◆ REQUIREMENT: What is the number of lines in the entries below that include the word "Nodes"? Provide the number only.

Top of RECORDS FOR THIS TASK

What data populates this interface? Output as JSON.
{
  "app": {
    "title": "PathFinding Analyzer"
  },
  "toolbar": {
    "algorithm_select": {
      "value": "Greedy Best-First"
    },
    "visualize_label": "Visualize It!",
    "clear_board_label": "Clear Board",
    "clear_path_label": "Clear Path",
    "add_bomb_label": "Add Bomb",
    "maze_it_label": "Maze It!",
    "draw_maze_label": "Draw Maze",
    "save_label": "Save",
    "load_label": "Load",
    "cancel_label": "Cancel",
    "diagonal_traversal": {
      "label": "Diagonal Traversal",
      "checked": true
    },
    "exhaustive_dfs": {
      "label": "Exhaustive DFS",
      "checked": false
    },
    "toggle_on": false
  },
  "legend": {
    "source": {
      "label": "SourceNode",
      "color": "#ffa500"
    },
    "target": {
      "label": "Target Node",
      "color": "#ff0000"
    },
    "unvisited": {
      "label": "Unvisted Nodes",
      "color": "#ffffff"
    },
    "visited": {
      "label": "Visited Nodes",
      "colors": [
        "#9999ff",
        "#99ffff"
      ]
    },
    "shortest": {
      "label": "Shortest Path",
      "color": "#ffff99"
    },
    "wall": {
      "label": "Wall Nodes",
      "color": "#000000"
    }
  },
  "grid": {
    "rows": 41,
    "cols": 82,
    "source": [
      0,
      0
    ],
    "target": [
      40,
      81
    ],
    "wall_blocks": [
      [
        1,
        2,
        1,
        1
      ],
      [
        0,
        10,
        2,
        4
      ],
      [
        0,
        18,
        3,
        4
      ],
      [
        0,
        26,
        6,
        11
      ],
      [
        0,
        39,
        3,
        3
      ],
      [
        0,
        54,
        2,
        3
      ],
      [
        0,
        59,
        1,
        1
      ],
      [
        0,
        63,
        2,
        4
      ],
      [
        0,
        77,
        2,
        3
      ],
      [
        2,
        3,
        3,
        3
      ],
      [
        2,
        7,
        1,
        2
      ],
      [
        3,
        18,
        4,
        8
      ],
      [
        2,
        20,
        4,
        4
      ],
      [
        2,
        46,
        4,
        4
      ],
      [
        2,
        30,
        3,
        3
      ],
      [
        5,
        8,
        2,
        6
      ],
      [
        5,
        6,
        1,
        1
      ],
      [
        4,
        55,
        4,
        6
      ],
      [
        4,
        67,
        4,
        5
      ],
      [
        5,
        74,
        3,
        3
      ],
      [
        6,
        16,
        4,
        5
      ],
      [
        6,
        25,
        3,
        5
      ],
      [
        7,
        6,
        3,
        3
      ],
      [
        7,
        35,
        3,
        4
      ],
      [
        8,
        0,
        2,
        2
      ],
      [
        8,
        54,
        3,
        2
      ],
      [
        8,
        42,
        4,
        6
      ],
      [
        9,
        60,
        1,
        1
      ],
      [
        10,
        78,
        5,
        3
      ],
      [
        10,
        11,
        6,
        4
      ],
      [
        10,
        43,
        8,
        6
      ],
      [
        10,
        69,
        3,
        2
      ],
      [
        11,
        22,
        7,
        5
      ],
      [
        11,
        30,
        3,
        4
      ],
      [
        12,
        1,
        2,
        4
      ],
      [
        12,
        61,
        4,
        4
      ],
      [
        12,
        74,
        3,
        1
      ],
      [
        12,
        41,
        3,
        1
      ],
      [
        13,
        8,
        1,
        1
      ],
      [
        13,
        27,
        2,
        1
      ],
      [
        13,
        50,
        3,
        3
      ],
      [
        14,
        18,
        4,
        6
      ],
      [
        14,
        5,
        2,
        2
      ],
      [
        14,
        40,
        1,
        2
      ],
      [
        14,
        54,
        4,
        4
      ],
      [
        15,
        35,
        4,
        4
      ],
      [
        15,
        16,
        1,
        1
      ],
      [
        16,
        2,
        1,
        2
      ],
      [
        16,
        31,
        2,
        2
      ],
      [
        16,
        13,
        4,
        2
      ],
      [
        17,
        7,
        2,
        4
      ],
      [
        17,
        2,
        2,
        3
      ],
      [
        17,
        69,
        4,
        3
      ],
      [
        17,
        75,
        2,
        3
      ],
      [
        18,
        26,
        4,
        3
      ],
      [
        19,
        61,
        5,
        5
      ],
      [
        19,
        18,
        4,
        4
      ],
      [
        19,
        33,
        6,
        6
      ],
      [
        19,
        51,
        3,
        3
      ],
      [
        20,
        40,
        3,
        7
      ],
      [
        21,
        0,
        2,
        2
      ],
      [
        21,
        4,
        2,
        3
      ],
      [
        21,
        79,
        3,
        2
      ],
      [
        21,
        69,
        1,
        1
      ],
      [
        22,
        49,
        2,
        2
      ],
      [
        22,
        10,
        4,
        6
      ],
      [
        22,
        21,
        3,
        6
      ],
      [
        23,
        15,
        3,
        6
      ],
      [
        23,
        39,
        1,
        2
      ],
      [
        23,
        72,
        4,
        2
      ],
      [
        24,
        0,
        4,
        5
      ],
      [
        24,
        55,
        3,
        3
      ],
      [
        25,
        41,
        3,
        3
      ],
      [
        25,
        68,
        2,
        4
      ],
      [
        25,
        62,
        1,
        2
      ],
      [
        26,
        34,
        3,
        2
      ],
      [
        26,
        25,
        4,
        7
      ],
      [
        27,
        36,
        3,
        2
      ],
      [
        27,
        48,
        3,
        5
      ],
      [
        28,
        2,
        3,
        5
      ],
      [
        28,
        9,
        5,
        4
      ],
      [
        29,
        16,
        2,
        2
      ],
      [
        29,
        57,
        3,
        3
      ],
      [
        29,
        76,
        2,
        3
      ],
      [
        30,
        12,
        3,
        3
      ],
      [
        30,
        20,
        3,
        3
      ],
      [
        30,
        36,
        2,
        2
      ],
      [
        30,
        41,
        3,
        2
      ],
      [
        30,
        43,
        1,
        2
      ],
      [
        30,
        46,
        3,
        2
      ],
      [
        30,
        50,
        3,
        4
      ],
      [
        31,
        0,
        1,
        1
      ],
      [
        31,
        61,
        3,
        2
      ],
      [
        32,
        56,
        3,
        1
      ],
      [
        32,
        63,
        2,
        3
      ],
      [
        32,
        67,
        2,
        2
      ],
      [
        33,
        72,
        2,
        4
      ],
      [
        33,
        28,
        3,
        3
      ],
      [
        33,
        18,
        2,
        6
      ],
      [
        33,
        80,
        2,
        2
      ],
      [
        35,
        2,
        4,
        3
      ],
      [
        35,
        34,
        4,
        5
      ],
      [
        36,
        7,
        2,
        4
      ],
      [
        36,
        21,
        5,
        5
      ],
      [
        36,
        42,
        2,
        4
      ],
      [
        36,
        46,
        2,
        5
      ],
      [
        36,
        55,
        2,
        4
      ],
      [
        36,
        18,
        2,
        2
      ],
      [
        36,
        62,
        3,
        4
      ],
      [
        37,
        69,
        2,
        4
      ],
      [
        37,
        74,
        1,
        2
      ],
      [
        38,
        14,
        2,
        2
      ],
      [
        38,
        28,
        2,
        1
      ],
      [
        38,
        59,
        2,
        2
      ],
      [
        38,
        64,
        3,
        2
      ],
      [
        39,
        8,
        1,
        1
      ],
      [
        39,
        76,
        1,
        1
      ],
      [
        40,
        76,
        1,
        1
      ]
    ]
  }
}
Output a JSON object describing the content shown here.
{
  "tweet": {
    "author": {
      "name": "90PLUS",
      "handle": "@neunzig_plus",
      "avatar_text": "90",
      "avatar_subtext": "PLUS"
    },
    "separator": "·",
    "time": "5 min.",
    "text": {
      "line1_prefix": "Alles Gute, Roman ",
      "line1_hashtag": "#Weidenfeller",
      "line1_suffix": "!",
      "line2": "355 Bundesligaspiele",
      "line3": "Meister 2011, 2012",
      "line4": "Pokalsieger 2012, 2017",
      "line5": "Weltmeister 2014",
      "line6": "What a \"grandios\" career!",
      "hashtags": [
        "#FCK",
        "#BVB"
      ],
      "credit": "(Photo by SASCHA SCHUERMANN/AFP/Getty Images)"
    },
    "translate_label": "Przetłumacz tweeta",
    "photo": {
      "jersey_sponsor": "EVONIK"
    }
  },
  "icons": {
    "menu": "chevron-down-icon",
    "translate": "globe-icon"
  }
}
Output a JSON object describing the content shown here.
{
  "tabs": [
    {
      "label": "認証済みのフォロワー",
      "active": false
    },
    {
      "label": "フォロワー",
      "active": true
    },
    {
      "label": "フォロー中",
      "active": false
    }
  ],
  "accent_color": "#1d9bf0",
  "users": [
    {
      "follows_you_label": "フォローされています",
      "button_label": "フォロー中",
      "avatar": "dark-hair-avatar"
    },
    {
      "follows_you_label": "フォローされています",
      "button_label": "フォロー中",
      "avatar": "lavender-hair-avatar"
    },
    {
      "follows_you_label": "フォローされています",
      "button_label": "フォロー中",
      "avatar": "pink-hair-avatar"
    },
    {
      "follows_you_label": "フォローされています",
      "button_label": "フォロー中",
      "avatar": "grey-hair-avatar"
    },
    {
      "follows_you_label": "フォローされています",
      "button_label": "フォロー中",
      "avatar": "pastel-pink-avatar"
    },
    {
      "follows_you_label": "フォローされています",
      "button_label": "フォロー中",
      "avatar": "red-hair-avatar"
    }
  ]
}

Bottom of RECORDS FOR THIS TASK

◆ ANSWER TO THE PROBLEM: 3